Stored items from a collection
※ ※ ※

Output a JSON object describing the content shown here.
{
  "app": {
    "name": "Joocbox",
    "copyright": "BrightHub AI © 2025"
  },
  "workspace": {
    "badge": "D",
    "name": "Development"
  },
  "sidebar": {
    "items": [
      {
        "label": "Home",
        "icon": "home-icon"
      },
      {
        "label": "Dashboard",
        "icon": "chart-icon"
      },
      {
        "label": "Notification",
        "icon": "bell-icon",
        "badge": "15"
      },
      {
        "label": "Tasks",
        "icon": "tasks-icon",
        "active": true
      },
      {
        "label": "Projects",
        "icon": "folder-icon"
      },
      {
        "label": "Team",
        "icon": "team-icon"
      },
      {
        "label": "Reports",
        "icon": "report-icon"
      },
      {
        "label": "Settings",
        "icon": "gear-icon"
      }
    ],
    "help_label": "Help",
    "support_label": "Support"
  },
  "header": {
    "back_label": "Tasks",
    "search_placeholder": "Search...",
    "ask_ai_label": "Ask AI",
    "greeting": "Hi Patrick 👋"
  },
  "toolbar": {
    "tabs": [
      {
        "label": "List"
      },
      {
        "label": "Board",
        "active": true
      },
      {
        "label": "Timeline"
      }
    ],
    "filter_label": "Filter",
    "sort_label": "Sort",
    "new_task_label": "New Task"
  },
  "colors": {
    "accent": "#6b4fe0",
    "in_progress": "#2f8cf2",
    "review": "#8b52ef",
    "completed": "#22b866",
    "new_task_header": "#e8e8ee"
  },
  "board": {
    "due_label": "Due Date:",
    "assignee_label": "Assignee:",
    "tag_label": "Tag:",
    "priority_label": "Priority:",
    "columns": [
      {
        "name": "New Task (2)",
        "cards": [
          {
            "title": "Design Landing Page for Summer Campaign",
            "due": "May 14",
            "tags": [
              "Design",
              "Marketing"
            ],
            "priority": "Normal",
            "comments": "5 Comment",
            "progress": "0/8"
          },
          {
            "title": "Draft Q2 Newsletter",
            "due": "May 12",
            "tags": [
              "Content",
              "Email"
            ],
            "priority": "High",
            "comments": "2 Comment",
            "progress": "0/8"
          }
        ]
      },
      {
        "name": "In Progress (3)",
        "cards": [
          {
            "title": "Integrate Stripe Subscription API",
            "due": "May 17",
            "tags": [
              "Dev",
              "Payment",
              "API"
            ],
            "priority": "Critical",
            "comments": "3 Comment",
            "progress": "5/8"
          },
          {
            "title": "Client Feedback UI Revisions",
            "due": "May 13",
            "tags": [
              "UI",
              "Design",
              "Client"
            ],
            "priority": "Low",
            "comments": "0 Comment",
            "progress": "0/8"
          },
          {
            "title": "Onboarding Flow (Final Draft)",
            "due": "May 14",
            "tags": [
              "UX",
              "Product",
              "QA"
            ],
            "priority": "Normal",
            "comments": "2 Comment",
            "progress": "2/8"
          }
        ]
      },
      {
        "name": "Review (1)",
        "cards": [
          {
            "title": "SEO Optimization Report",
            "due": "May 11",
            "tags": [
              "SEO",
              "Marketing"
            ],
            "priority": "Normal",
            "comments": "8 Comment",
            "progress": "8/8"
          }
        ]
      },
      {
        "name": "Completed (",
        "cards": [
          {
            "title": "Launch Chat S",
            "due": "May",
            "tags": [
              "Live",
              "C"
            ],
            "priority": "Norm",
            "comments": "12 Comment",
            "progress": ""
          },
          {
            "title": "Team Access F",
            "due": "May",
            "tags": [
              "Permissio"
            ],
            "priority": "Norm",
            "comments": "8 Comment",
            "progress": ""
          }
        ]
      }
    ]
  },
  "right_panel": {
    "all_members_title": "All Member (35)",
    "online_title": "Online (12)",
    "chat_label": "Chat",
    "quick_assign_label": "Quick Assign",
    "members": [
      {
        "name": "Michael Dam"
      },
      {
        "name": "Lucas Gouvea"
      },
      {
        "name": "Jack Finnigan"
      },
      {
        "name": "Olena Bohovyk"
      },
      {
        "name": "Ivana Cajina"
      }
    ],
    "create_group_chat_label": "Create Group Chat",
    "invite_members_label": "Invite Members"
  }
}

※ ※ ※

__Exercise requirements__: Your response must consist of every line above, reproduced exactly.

__Task solution__:
Output a JSON object describing the content shown here.
{
  "app": {
    "name": "Joocbox",
    "copyright": "BrightHub AI © 2025"
  },
  "workspace": {
    "badge": "D",
    "name": "Development"
  },
  "sidebar": {
    "items": [
      {
        "label": "Home",
        "icon": "home-icon"
      },
      {
        "label": "Dashboard",
        "icon": "chart-icon"
      },
      {
        "label": "Notification",
        "icon": "bell-icon",
        "badge": "15"
      },
      {
        "label": "Tasks",
        "icon": "tasks-icon",
        "active": true
      },
      {
        "label": "Projects",
        "icon": "folder-icon"
      },
      {
        "label": "Team",
        "icon": "team-icon"
      },
      {
        "label": "Reports",
        "icon": "report-icon"
      },
      {
        "label": "Settings",
        "icon": "gear-icon"
      }
    ],
    "help_label": "Help",
    "support_label": "Support"
  },
  "header": {
    "back_label": "Tasks",
    "search_placeholder": "Search...",
    "ask_ai_label": "Ask AI",
    "greeting": "Hi Patrick 👋"
  },
  "toolbar": {
    "tabs": [
      {
        "label": "List"
      },
      {
        "label": "Board",
        "active": true
      },
      {
        "label": "Timeline"
      }
    ],
    "filter_label": "Filter",
    "sort_label": "Sort",
    "new_task_label": "New Task"
  },
  "colors": {
    "accent": "#6b4fe0",
    "in_progress": "#2f8cf2",
    "review": "#8b52ef",
    "completed": "#22b866",
    "new_task_header": "#e8e8ee"
  },
  "board": {
    "due_label": "Due Date:",
    "assignee_label": "Assignee:",
    "tag_label": "Tag:",
    "priority_label": "Priority:",
    "columns": [
      {
        "name": "New Task (2)",
        "cards": [
          {
            "title": "Design Landing Page for Summer Campaign",
            "due": "May 14",
            "tags": [
              "Design",
              "Marketing"
            ],
            "priority": "Normal",
            "comments": "5 Comment",
            "progress": "0/8"
          },
          {
            "title": "Draft Q2 Newsletter",
            "due": "May 12",
            "tags": [
              "Content",
              "Email"
            ],
            "priority": "High",
            "comments": "2 Comment",
            "progress": "0/8"
          }
        ]
      },
      {
        "name": "In Progress (3)",
        "cards": [
          {
            "title": "Integrate Stripe Subscription API",
            "due": "May 17",
            "tags": [
              "Dev",
              "Payment",
              "API"
            ],
            "priority": "Critical",
            "comments": "3 Comment",
            "progress": "5/8"
          },
          {
            "title": "Client Feedback UI Revisions",
            "due": "May 13",
            "tags": [
              "UI",
              "Design",
              "Client"
            ],
            "priority": "Low",
            "comments": "0 Comment",
            "progress": "0/8"
          },
          {
            "title": "Onboarding Flow (Final Draft)",
            "due": "May 14",
            "tags": [
              "UX",
              "Product",
              "QA"
            ],
            "priority": "Normal",
            "comments": "2 Comment",
            "progress": "2/8"
          }
        ]
      },
      {
        "name": "Review (1)",
        "cards": [
          {
            "title": "SEO Optimization Report",
            "due": "May 11",
            "tags": [
              "SEO",
              "Marketing"
            ],
            "priority": "Normal",
            "comments": "8 Comment",
            "progress": "8/8"
          }
        ]
      },
      {
        "name": "Completed (",
        "cards": [
          {
            "title": "Launch Chat S",
            "due": "May",
            "tags": [
              "Live",
              "C"
            ],
            "priority": "Norm",
            "comments": "12 Comment",
            "progress": ""
          },
          {
            "title": "Team Access F",
            "due": "May",
            "tags": [
              "Permissio"
            ],
            "priority": "Norm",
            "comments": "8 Comment",
            "progress": ""
          }
        ]
      }
    ]
  },
  "right_panel": {
    "all_members_title": "All Member (35)",
    "online_title": "Online (12)",
    "chat_label": "Chat",
    "quick_assign_label": "Quick Assign",
    "members": [
      {
        "name": "Michael Dam"
      },
      {
        "name": "Lucas Gouvea"
      },
      {
        "name": "Jack Finnigan"
      },
      {
        "name": "Olena Bohovyk"
      },
      {
        "name": "Ivana Cajina"
      }
    ],
    "create_group_chat_label": "Create Group Chat",
    "invite_members_label": "Invite Members"
  }
}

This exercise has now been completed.